In particular, PIH has emphasized the invaluable role of community health workers in providing the kind of community-based care that can reach the destitute villages and people who suffer most from poverty and disease. PIH has worked with Senator Durbin's office to incorporate language specifying support for paid community health workers into the African Health Capacity Investment Act. The bill was filed by a bipartisan group of Senators on March 7 and has been referred to the Senate Foreign Relations Committee. Its provisions include funding to help train, recruit and retain doctors, nurses and community health workers, especially in rural areas. The bill also requires the President to develop a coordinated strategy to promote health care capacity in Africa.
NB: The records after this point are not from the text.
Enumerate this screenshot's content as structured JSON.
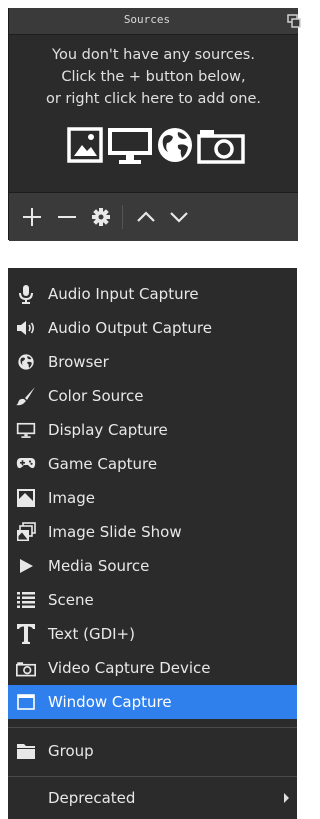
{
  "dock": {
    "title": "Sources",
    "empty_line1": "You don't have any sources.",
    "empty_line2": "Click the + button below,",
    "empty_line3": "or right click here to add one.",
    "toolbar": [
      "add-icon",
      "remove-icon",
      "gear-icon",
      "move-up-icon",
      "move-down-icon"
    ]
  },
  "menu": {
    "items": [
      {
        "label": "Audio Input Capture",
        "icon": "microphone-icon"
      },
      {
        "label": "Audio Output Capture",
        "icon": "speaker-icon"
      },
      {
        "label": "Browser",
        "icon": "globe-icon"
      },
      {
        "label": "Color Source",
        "icon": "paintbrush-icon"
      },
      {
        "label": "Display Capture",
        "icon": "monitor-icon"
      },
      {
        "label": "Game Capture",
        "icon": "gamepad-icon"
      },
      {
        "label": "Image",
        "icon": "image-icon"
      },
      {
        "label": "Image Slide Show",
        "icon": "slideshow-icon"
      },
      {
        "label": "Media Source",
        "icon": "play-icon"
      },
      {
        "label": "Scene",
        "icon": "list-icon"
      },
      {
        "label": "Text (GDI+)",
        "icon": "text-icon"
      },
      {
        "label": "Video Capture Device",
        "icon": "camera-icon"
      },
      {
        "label": "Window Capture",
        "icon": "window-icon",
        "selected": true
      }
    ],
    "group_label": "Group",
    "deprecated_label": "Deprecated"
  },
  "colors": {
    "background": "#2b2b2b",
    "highlight": "#2f80ec",
    "text": "#e8e8e8"
  }
}
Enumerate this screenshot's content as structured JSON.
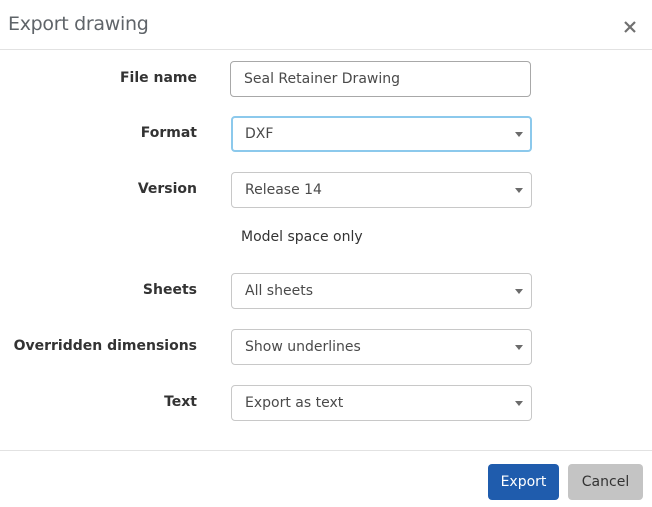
{
  "dialog": {
    "title": "Export drawing",
    "close_icon": "close-icon"
  },
  "form": {
    "file_name": {
      "label": "File name",
      "value": "Seal Retainer Drawing"
    },
    "format": {
      "label": "Format",
      "value": "DXF"
    },
    "version": {
      "label": "Version",
      "value": "Release 14"
    },
    "model_space_note": "Model space only",
    "sheets": {
      "label": "Sheets",
      "value": "All sheets"
    },
    "overridden_dimensions": {
      "label": "Overridden dimensions",
      "value": "Show underlines"
    },
    "text": {
      "label": "Text",
      "value": "Export as text"
    }
  },
  "footer": {
    "export_label": "Export",
    "cancel_label": "Cancel"
  },
  "colors": {
    "primary": "#1f5cad",
    "focus_border": "#8cc9ec",
    "secondary_button": "#c4c4c4"
  }
}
PIH's advocacy on behalf of community health workers has not been confined to Washington. In February, Dr. Wesler Lambert of Zanmi Lasante (PIH's partner organization in Haiti) participated in a two-day consultation on "Task Shifting" in Geneva organized jointly by the WHO and the Office of the US Global AIDS Coordinator. The meeting focused on developing a regulatory framework to support recruiting, training, and employing members of the community, including people living with HIV, to take on a wide range of tasks in prevention, testing, care and treatment of HIV. Dr. Lambert was asked to serve on an advisory group that will help develop guidelines to be submitted in November.
Responding to the threat of XDR-TB in HIV-affected areas
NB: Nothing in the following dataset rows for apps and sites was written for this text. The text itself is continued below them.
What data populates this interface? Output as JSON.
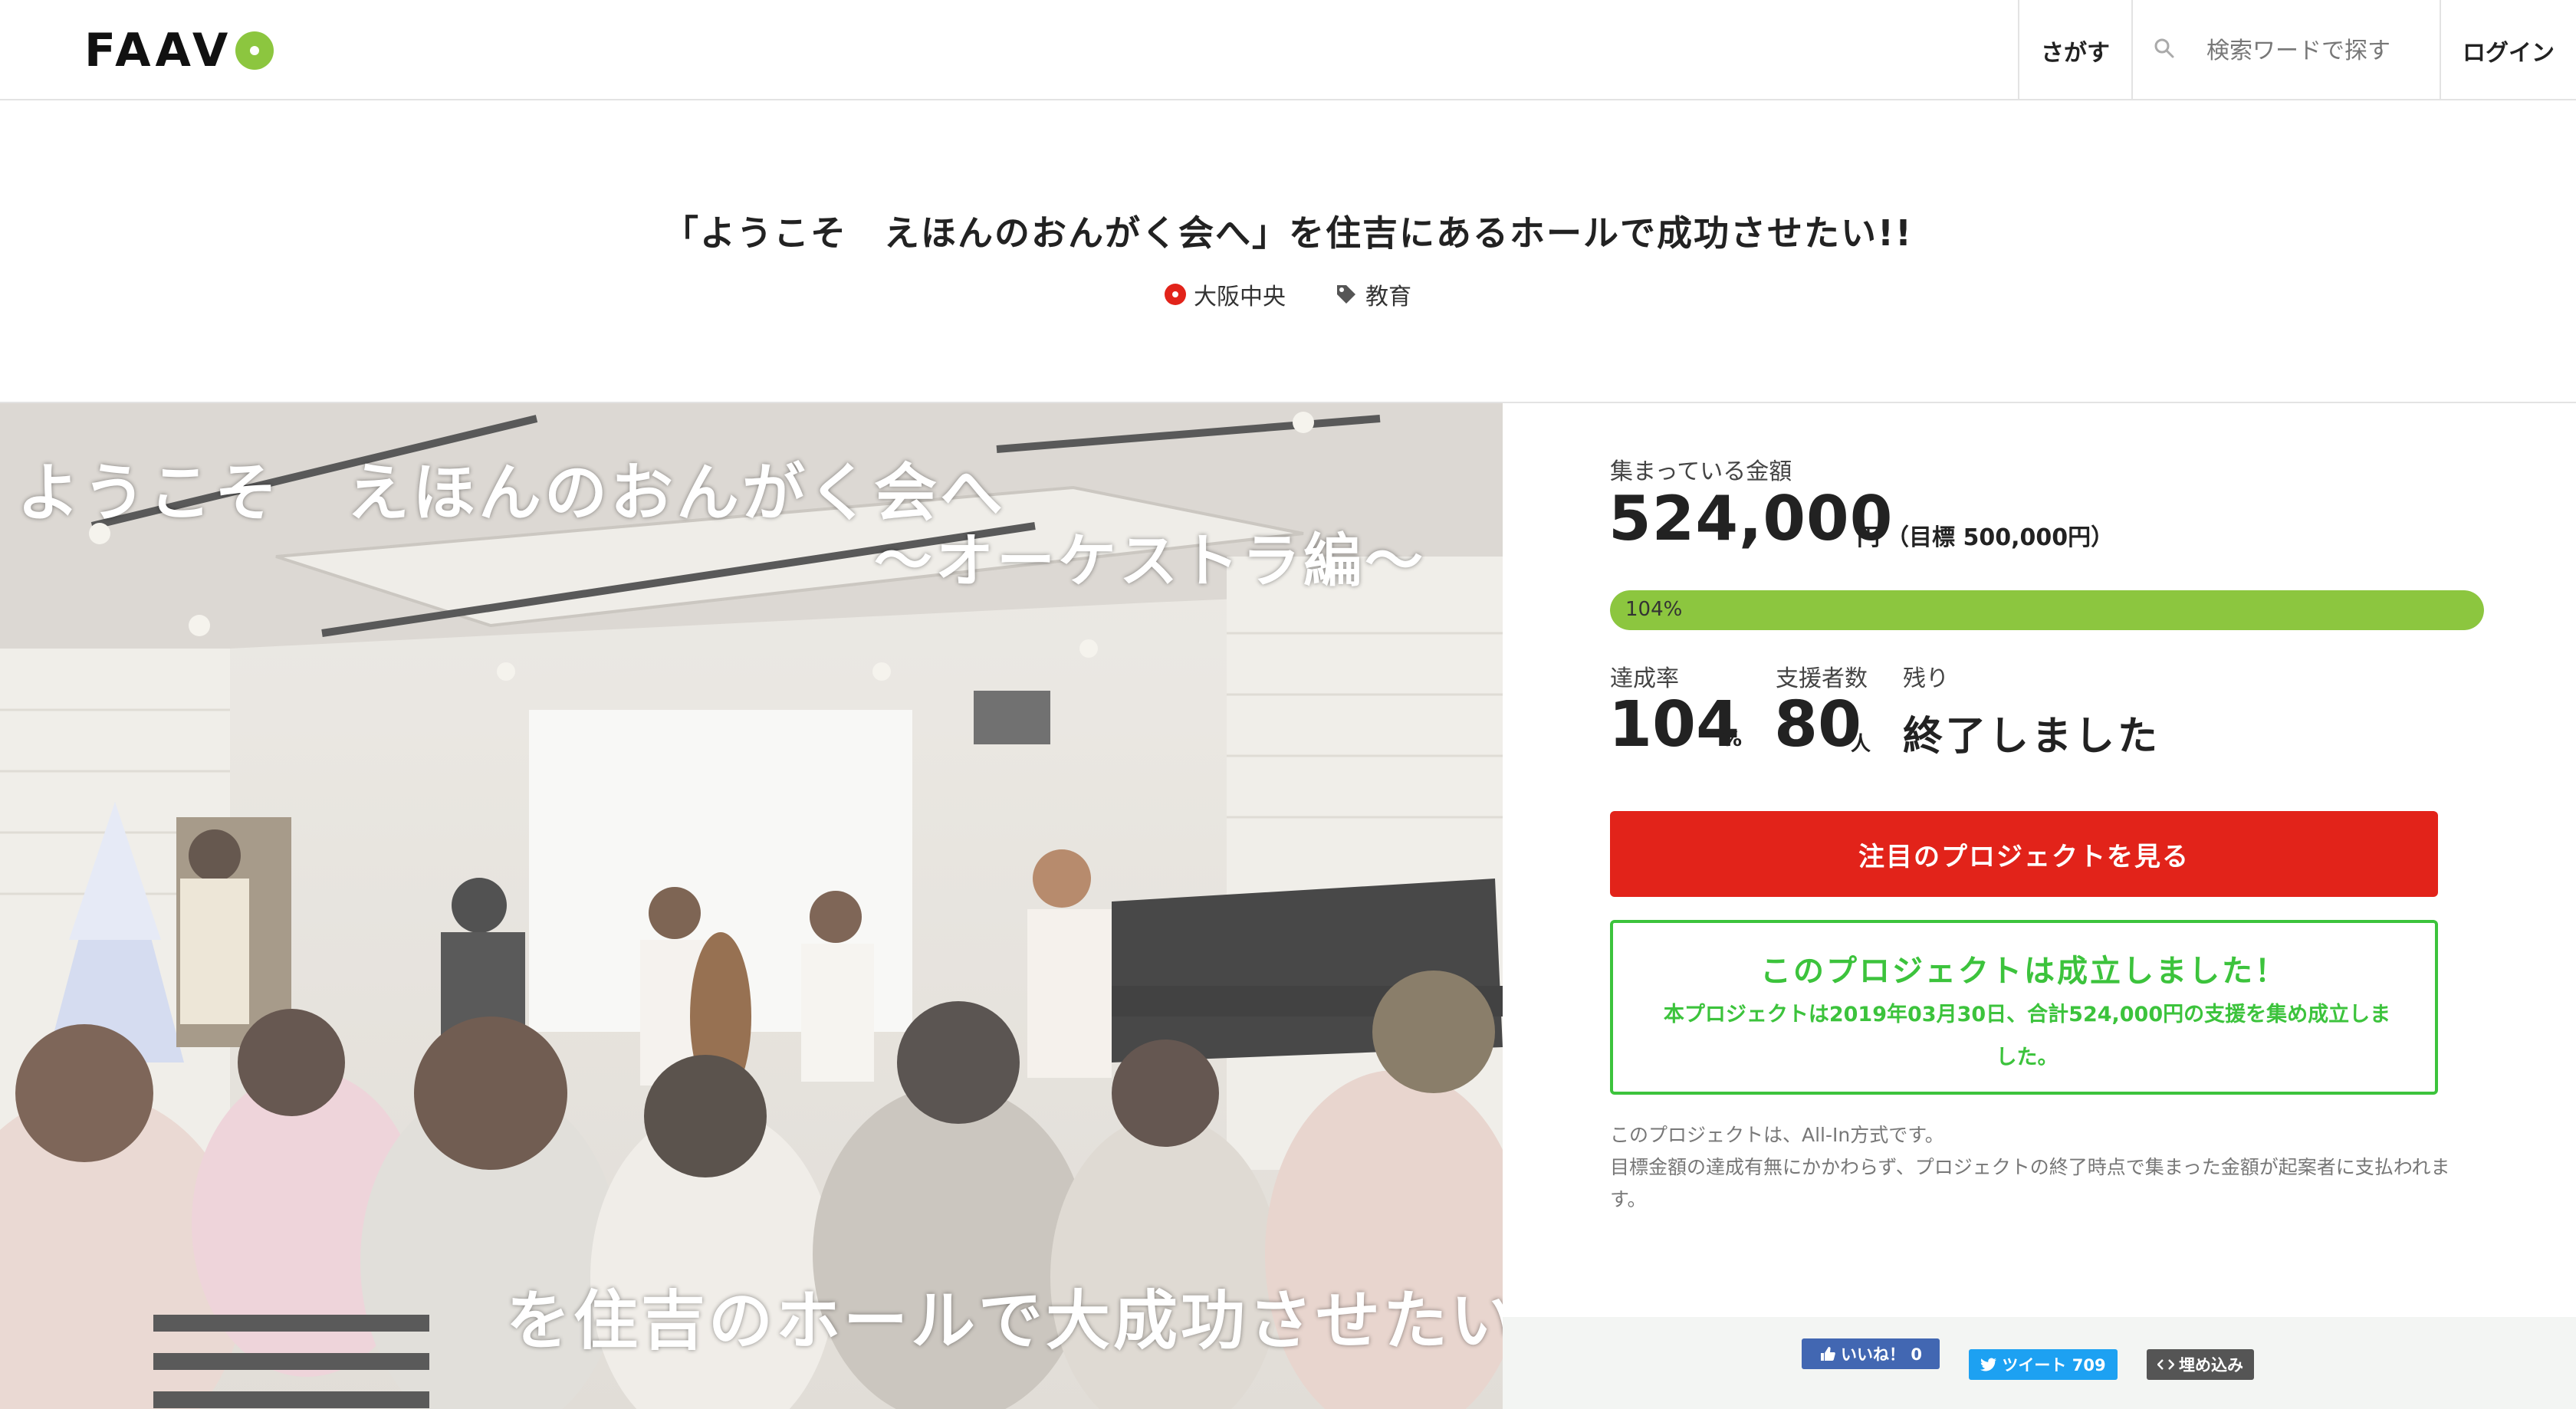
{
  "header": {
    "logo": "FAAVO",
    "nav_search": "さがす",
    "search_placeholder": "検索ワードで探す",
    "login": "ログイン"
  },
  "project": {
    "title": "「ようこそ　えほんのおんがく会へ」を住吉にあるホールで成功させたい!!",
    "location": "大阪中央",
    "category": "教育"
  },
  "hero": {
    "line1": "ようこそ　えほんのおんがく会へ",
    "line2": "～オーケストラ編～",
    "line3": "を住吉のホールで大成功させたい！"
  },
  "stats": {
    "collected_label": "集まっている金額",
    "collected_value": "524,000",
    "collected_unit": "円",
    "goal_text": "（目標 500,000円）",
    "progress_percent": 104,
    "progress_label": "104%",
    "rate_label": "達成率",
    "rate_value": "104",
    "rate_unit": "%",
    "supporters_label": "支援者数",
    "supporters_value": "80",
    "supporters_unit": "人",
    "remaining_label": "残り",
    "remaining_value": "終了しました"
  },
  "cta": {
    "label": "注目のプロジェクトを見る"
  },
  "success": {
    "heading": "このプロジェクトは成立しました！",
    "body": "本プロジェクトは2019年03月30日、合計524,000円の支援を集め成立しました。"
  },
  "note": {
    "line1": "このプロジェクトは、All-In方式です。",
    "line2": "目標金額の達成有無にかかわらず、プロジェクトの終了時点で集まった金額が起案者に支払われます。"
  },
  "share": {
    "like": "いいね！ 0",
    "tweet": "ツイート 709",
    "embed": "埋め込み"
  },
  "colors": {
    "accent_green": "#8cc63f",
    "cta_red": "#e2231a",
    "success_green": "#3cc33c"
  }
}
Another focus of PIH's reinvigorated advocacy work has been the emergence of extensively drug-resistant tuberculosis. While warning of the devastating impact the disease could have and calling for increased resources to fight it, PIH has rebutted what PIH Medical Director Joia Mukherjee calls "the myth that XDR-TB is untreatable." In fact, as PIH co-founders Paul Farmer and Jim Yong Kim pointed out during a recent press conference, PIH and our partner organizations in Peru and Russia have successfully treated numerous cases of what is now being called XDR-TB. What is new is the eruption of XDR-TB in southern Africa, where as much as one third of the adult population is infected with HIV.
On March 21, Joia Mukherjee testified on the burgeoning XDR-TB crisis before the U.S. House Foreign Affairs Sub-Committee on Africa and Global Health. She was joined by Mario Raviglione, director of the Stop TB Department of the WHO; Julie Gerberding, director of the U.S. Centers for Disease Control and Prevention; Kent Hill, Assistant Administrator for Global Health at USAID; and Ambassador Mark Dybul, the U.S. Global AIDS Coordinator.
After the government officials relayed the latest statistics on the epidemic, Dr. Mukherjee shared PIH's experiences with treating drug-resistant TB. Based on that experience, she concluded, "XDR-TB does not need to be a death sentence. If we can combine good infection control, good prevention strategies, and good therapy, we know from our past experience that we can curb this epidemic and save thousands of lives." She called on Congress to support the WHO's call for at least $650 million in emergency funding worldwide and Archbishop Desmond Tutu's appeal to the U.S. to provide $300 million in 2007.
Advocacy coordination across PIH's "four pillars"
This recent upsurge in advocacy work was spurred by concerted efforts to reinvigorate the Institute of Health and Social Justice as PIH's advocacy arm and to strengthen coordination on policy and advocacy with the other institutional pillars of our work – the Division of Social Medicine and Health Inequalities at the Brigham and Women's Hospital, the Department of Social Medicine at Harvard Medical School and the François-Xavier Bagnoud (FXB) Center for Health and Human Rights at the Harvard School of Public Health. PIH and the FXB Center have formed a joint Policy and Advocacy Coordination Group that meets regularly and has helped coordinate several legislative initiatives.
[published April 2007]